Website and app data records
________

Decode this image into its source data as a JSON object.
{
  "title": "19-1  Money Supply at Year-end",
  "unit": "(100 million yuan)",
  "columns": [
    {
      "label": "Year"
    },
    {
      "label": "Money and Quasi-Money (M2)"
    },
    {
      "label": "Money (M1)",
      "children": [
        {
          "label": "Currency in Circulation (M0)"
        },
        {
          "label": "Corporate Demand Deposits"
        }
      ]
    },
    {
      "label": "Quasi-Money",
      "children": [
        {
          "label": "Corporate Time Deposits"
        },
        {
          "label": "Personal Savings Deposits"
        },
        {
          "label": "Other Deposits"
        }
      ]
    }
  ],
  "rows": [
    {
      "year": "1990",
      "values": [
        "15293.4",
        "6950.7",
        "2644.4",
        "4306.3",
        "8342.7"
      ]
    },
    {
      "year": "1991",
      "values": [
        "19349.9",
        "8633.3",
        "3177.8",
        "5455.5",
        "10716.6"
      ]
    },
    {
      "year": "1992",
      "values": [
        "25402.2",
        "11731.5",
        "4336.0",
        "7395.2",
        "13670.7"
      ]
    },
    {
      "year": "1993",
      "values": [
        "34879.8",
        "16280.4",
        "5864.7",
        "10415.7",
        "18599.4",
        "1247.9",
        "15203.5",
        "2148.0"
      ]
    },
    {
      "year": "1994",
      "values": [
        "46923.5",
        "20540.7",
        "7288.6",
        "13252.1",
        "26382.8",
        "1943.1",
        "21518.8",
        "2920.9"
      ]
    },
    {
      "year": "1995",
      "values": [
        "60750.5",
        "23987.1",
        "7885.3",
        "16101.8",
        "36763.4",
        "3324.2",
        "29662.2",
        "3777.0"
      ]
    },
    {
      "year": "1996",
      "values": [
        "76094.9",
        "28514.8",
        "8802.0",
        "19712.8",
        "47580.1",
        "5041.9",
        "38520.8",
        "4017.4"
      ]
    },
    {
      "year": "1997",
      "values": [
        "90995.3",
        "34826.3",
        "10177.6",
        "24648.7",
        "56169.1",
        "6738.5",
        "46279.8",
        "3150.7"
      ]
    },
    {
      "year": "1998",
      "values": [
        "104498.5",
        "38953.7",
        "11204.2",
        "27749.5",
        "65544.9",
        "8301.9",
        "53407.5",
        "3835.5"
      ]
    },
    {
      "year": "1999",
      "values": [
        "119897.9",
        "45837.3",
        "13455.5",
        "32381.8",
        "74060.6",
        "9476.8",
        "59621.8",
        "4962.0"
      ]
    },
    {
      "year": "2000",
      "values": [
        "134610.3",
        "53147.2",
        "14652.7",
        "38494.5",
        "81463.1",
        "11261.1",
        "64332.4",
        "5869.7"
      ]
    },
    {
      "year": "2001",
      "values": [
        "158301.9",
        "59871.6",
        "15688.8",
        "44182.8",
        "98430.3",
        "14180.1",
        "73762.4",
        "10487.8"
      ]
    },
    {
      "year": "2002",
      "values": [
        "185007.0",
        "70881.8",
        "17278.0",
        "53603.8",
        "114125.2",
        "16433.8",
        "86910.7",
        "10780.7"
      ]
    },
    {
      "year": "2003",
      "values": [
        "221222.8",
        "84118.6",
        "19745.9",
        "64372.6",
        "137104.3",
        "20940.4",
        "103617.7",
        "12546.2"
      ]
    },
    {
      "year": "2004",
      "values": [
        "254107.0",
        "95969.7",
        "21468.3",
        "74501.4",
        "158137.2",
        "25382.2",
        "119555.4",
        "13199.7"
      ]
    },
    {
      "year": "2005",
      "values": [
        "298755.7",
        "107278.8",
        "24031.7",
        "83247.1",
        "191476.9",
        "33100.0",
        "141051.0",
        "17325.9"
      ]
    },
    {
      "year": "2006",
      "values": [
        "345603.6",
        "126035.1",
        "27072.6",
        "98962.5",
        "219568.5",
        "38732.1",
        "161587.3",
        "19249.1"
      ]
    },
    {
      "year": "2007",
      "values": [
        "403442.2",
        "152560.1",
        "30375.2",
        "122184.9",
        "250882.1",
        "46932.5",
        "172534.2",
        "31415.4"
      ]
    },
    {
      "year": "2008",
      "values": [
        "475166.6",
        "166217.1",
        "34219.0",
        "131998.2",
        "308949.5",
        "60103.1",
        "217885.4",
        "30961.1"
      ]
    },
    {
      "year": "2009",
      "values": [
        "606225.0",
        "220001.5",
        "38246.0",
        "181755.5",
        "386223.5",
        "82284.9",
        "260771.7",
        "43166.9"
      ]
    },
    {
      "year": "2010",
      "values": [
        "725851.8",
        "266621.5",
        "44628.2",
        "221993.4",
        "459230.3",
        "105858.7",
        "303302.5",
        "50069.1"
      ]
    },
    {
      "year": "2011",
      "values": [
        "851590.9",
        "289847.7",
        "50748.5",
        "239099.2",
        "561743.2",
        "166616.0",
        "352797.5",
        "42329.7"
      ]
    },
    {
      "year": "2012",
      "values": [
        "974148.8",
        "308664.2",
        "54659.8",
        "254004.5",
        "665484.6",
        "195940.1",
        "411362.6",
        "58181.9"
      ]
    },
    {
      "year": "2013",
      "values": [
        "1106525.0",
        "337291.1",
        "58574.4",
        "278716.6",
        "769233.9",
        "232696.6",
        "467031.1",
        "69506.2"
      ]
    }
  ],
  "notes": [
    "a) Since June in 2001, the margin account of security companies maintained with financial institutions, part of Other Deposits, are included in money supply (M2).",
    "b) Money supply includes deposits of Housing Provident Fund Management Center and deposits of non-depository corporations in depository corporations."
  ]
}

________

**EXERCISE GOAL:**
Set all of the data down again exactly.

**OUTPUT FOR THIS EXERCISE:**
Decode this image into its source data as a JSON object.
{
  "title": "19-1  Money Supply at Year-end",
  "unit": "(100 million yuan)",
  "columns": [
    {
      "label": "Year"
    },
    {
      "label": "Money and Quasi-Money (M2)"
    },
    {
      "label": "Money (M1)",
      "children": [
        {
          "label": "Currency in Circulation (M0)"
        },
        {
          "label": "Corporate Demand Deposits"
        }
      ]
    },
    {
      "label": "Quasi-Money",
      "children": [
        {
          "label": "Corporate Time Deposits"
        },
        {
          "label": "Personal Savings Deposits"
        },
        {
          "label": "Other Deposits"
        }
      ]
    }
  ],
  "rows": [
    {
      "year": "1990",
      "values": [
        "15293.4",
        "6950.7",
        "2644.4",
        "4306.3",
        "8342.7"
      ]
    },
    {
      "year": "1991",
      "values": [
        "19349.9",
        "8633.3",
        "3177.8",
        "5455.5",
        "10716.6"
      ]
    },
    {
      "year": "1992",
      "values": [
        "25402.2",
        "11731.5",
        "4336.0",
        "7395.2",
        "13670.7"
      ]
    },
    {
      "year": "1993",
      "values": [
        "34879.8",
        "16280.4",
        "5864.7",
        "10415.7",
        "18599.4",
        "1247.9",
        "15203.5",
        "2148.0"
      ]
    },
    {
      "year": "1994",
      "values": [
        "46923.5",
        "20540.7",
        "7288.6",
        "13252.1",
        "26382.8",
        "1943.1",
        "21518.8",
        "2920.9"
      ]
    },
    {
      "year": "1995",
      "values": [
        "60750.5",
        "23987.1",
        "7885.3",
        "16101.8",
        "36763.4",
        "3324.2",
        "29662.2",
        "3777.0"
      ]
    },
    {
      "year": "1996",
      "values": [
        "76094.9",
        "28514.8",
        "8802.0",
        "19712.8",
        "47580.1",
        "5041.9",
        "38520.8",
        "4017.4"
      ]
    },
    {
      "year": "1997",
      "values": [
        "90995.3",
        "34826.3",
        "10177.6",
        "24648.7",
        "56169.1",
        "6738.5",
        "46279.8",
        "3150.7"
      ]
    },
    {
      "year": "1998",
      "values": [
        "104498.5",
        "38953.7",
        "11204.2",
        "27749.5",
        "65544.9",
        "8301.9",
        "53407.5",
        "3835.5"
      ]
    },
    {
      "year": "1999",
      "values": [
        "119897.9",
        "45837.3",
        "13455.5",
        "32381.8",
        "74060.6",
        "9476.8",
        "59621.8",
        "4962.0"
      ]
    },
    {
      "year": "2000",
      "values": [
        "134610.3",
        "53147.2",
        "14652.7",
        "38494.5",
        "81463.1",
        "11261.1",
        "64332.4",
        "5869.7"
      ]
    },
    {
      "year": "2001",
      "values": [
        "158301.9",
        "59871.6",
        "15688.8",
        "44182.8",
        "98430.3",
        "14180.1",
        "73762.4",
        "10487.8"
      ]
    },
    {
      "year": "2002",
      "values": [
        "185007.0",
        "70881.8",
        "17278.0",
        "53603.8",
        "114125.2",
        "16433.8",
        "86910.7",
        "10780.7"
      ]
    },
    {
      "year": "2003",
      "values": [
        "221222.8",
        "84118.6",
        "19745.9",
        "64372.6",
        "137104.3",
        "20940.4",
        "103617.7",
        "12546.2"
      ]
    },
    {
      "year": "2004",
      "values": [
        "254107.0",
        "95969.7",
        "21468.3",
        "74501.4",
        "158137.2",
        "25382.2",
        "119555.4",
        "13199.7"
      ]
    },
    {
      "year": "2005",
      "values": [
        "298755.7",
        "107278.8",
        "24031.7",
        "83247.1",
        "191476.9",
        "33100.0",
        "141051.0",
        "17325.9"
      ]
    },
    {
      "year": "2006",
      "values": [
        "345603.6",
        "126035.1",
        "27072.6",
        "98962.5",
        "219568.5",
        "38732.1",
        "161587.3",
        "19249.1"
      ]
    },
    {
      "year": "2007",
      "values": [
        "403442.2",
        "152560.1",
        "30375.2",
        "122184.9",
        "250882.1",
        "46932.5",
        "172534.2",
        "31415.4"
      ]
    },
    {
      "year": "2008",
      "values": [
        "475166.6",
        "166217.1",
        "34219.0",
        "131998.2",
        "308949.5",
        "60103.1",
        "217885.4",
        "30961.1"
      ]
    },
    {
      "year": "2009",
      "values": [
        "606225.0",
        "220001.5",
        "38246.0",
        "181755.5",
        "386223.5",
        "82284.9",
        "260771.7",
        "43166.9"
      ]
    },
    {
      "year": "2010",
      "values": [
        "725851.8",
        "266621.5",
        "44628.2",
        "221993.4",
        "459230.3",
        "105858.7",
        "303302.5",
        "50069.1"
      ]
    },
    {
      "year": "2011",
      "values": [
        "851590.9",
        "289847.7",
        "50748.5",
        "239099.2",
        "561743.2",
        "166616.0",
        "352797.5",
        "42329.7"
      ]
    },
    {
      "year": "2012",
      "values": [
        "974148.8",
        "308664.2",
        "54659.8",
        "254004.5",
        "665484.6",
        "195940.1",
        "411362.6",
        "58181.9"
      ]
    },
    {
      "year": "2013",
      "values": [
        "1106525.0",
        "337291.1",
        "58574.4",
        "278716.6",
        "769233.9",
        "232696.6",
        "467031.1",
        "69506.2"
      ]
    }
  ],
  "notes": [
    "a) Since June in 2001, the margin account of security companies maintained with financial institutions, part of Other Deposits, are included in money supply (M2).",
    "b) Money supply includes deposits of Housing Provident Fund Management Center and deposits of non-depository corporations in depository corporations."
  ]
}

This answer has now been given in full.